What you will do: A bare number is the only acceptable answer: how many lines of these entries include "пяти"?

Collected data entries
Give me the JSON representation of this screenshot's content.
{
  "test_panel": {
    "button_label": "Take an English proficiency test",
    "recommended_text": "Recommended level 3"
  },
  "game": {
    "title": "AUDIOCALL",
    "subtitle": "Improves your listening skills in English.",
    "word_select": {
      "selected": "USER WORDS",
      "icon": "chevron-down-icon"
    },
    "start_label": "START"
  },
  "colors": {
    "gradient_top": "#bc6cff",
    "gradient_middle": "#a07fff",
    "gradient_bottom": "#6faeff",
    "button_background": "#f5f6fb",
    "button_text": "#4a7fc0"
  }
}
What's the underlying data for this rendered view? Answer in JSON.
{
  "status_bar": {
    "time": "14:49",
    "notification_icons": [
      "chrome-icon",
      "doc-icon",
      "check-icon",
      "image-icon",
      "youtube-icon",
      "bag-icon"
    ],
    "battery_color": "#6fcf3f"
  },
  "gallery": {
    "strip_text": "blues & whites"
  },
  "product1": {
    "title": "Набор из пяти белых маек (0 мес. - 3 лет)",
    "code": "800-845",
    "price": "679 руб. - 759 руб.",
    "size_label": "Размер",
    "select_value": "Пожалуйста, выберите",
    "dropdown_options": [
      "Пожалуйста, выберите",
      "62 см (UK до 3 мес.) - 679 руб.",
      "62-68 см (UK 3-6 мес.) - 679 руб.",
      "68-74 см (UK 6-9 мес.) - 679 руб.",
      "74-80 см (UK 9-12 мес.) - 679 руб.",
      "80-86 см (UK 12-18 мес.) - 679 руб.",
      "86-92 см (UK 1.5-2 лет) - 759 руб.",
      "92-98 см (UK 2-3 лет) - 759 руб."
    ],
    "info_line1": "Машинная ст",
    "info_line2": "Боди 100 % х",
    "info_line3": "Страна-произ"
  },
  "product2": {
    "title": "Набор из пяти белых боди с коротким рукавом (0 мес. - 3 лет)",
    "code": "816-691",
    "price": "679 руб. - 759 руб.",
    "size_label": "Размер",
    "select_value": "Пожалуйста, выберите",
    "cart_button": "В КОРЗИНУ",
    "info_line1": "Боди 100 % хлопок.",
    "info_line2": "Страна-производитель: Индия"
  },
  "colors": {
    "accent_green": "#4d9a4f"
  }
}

Task answer: 2